Emergency crews used sniffer dogs Monday to search through huge piles of debris for at least four people still missing in Madeira after flash floods and rockslides killed 42 people on the Portuguese vacation island.
The dogs scoured heaps of boulders, broken trees and other debris blocking streets. Rescue teams dug cars out of head-high mounds of sludge to see if there was anyone inside.
Crews pumped rainwater and mud out of a shopping mall's underground parking lot in the capital, Funchal, where officials fear more bodies may be found. The parking lot's two levels were completely submerged.
Flash foods gathered speed during Saturday's storm as rainwater crashed down steep-sided slopes, heaving tons of earth, boulders and trees against buildings and carrying away vehicles. Roads were washed away and bridges collapsed, shunting cars into the raging waters.
Officials said most victims appeared to have either drowned or were crushed.
Although only four people were officially unaccounted for Monday, officials said there could be more victims because blocked roads and downed phone lines made it difficult to get a complete picture of the damage.
Pedro Ramos, a spokesman for Funchal's main hospital, said his services had treated 151 injured people.
Meanwhile, authorities ordered the evacuation of some hamlets as showers raised fears of more landslides. Ankle-deep rainwater washed through Funchal's muddy streets.
Madeira island, with a population of more than 200,000, rises sharply to a central peak.

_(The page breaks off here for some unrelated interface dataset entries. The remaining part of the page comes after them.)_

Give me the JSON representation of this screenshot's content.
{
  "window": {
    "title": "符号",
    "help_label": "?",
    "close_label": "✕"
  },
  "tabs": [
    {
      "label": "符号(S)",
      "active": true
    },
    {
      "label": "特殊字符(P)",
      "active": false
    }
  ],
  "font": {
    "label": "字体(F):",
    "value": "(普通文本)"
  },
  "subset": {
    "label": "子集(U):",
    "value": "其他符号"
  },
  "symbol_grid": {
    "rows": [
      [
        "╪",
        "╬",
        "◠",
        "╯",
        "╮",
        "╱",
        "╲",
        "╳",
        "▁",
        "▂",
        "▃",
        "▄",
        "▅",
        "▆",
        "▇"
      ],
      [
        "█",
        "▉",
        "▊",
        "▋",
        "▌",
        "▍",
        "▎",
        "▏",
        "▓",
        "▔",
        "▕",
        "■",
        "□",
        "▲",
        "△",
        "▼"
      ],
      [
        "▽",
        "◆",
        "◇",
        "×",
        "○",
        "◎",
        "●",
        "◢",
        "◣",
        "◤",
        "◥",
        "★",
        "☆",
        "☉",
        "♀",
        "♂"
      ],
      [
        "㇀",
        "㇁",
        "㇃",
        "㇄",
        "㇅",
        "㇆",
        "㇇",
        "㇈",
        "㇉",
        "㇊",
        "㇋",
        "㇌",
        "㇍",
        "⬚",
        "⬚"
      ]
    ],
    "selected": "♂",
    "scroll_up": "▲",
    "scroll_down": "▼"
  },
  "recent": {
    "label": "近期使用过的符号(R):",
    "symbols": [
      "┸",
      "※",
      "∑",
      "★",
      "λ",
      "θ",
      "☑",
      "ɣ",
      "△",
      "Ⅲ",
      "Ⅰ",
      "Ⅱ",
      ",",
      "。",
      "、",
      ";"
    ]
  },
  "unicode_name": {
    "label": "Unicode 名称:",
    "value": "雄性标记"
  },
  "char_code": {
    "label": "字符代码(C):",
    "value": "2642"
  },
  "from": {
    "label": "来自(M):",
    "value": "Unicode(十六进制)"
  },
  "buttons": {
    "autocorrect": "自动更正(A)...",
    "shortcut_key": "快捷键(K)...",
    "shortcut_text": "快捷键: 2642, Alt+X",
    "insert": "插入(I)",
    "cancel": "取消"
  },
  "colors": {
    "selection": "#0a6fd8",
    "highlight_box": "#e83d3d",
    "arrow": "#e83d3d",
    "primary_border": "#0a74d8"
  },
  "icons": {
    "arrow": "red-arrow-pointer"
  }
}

Most large communities are in low-lying oceanside areas, while rural villages often cling to vertiginous escarpments.
Locals said the storm was the worst in memory. Officials said a month's worth of rain fell in about eight hours, unleashing a torrent of water and mud that swept away people, houses and vehicles.
In Ribeira Brava, a village at the foot of a valley about 15 kilometers (10 miles) from Funchal, Mayor Ismael Fernandes appealed for calm and urged people to stay put after residents started fleeing out of fear of a landslide.
Some houses and a clinic on the outskirts of Ribeira Brava were evacuated because of concerns that a hillside above the village could give way. When word of that order spread, people rushed to leave Ribeira Brava and traffic jams formed as cars lined up to get out.
Rescue teams in more than 400 vehicles, including bulldozers, worked through the night to clear tons of caked mud, boulders and snapped trees, authorities said.
"The recovery is going to be a hard work," resident Miguel Eduardo told Associated Press Television News. "It will take us a few months to recover."
Almost 120 people forced to leave their homes were staying at a military barracks, according to the regional government.
Several main roads remained blocked. Officials hoped to reopen all the island's roads by the end of the week.
Victims in white body bags were taken to Funchal's international airport, where a makeshift morgue was set up. Among the dead was a firefighter who was swept away as he tried to save a woman, his colleagues said.
The British Foreign office said one British national was killed and a few others had been hospitalized on Madeira. The island is popular with British tourists because of its mild climate.
Madeira is the main island of a Portuguese archipelago of the same name in the Atlantic Ocean just over 300 miles (480 kilometers) off the west coast of Africa.
The head of the regional government, Alberto Joao Jardim, told people to stay at home if they could Monday and schools canceled classes for 30,000 students.
The floods were so powerful they carved paths down mountains and ripped through the city, churning under some bridges and tearing others down.
"A woman came running and said the water is coming and then she started to run, and then we ran with her," Danish tourist Luna Graigsson told APTN. "It was astonishing that the water came so fast."
The Portuguese government was holding a special Cabinet meeting Monday and was expected to announce three days of mourning for the victims. It may also grant financial aid to rebuild Madeira's many destroyed roads and bridges.
The regional government says it has no estimate yet of its financial needs.
Portugal Telecom said 85 percent of the island's cellular and fixed-line capacity was restored by late Sunday.
Environmental groups alleged that building on natural water runoffs and the island's poor infrastructure management contributed to the disaster, but officials insisted it was impossible to prepare for such a freak deluge.
A Portuguese Navy frigate bringing troops to help with the cleanup was scheduled to dock in Funchal later Monday. A medical team with divers and rescue experts arrived Sunday aboard a military transport plane.
Light showers were forecast for the Atlantic Ocean island Monday and Tuesday.Reuse content